“Anything can happen in politics,” Charupol said.

By that time, Prayut may have to think about whether to dissolve the House before a censure motion is submitted against him or he will have to risk losing the censure vote, the lecturer added.

“The prime minister cannot afford to lose a censure vote. If he sees the likelihood of losing a no-confidence vote, House dissolution will be a better choice,” Charupol said.

“In this scenario, the prime minister may dissolve the House around the middle of the year and call a general election within this year.”

But if the expulsion of the group of MPs is just a tactic for MPs to move to another party, the government would stay until the end of its term or whenever the coalition sees it is ready to contest the next election, Charupol said.

But the lecturer pointed to a report that Watcharawat Wongsuwan, a brother of Deputy Prime Minister Prawit Wongsuwan, would be an adviser of the Thai Economy Party.

Charupol said if it were true, Watcharawat’s presence in the new party could be a sign of rifts between Prayut and Prawit, two of three key generals in the previous coup.

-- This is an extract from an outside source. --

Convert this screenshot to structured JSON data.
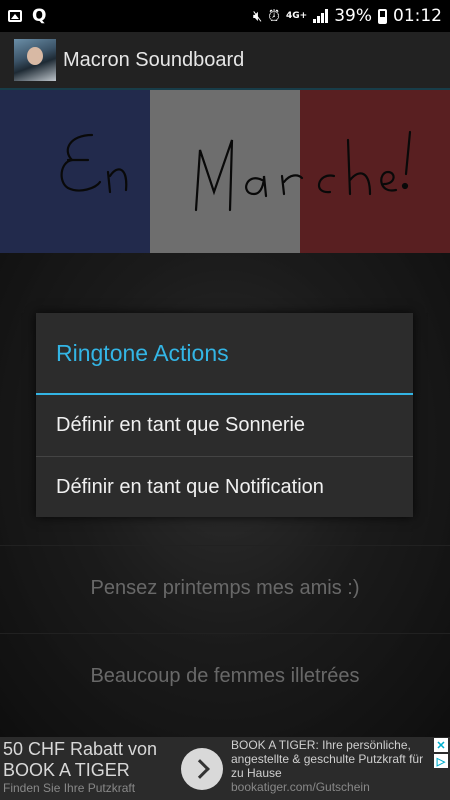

“If that happens as reported, we may witness a conflict between the two generals, Charupol concluded.

Published : January 20, 2022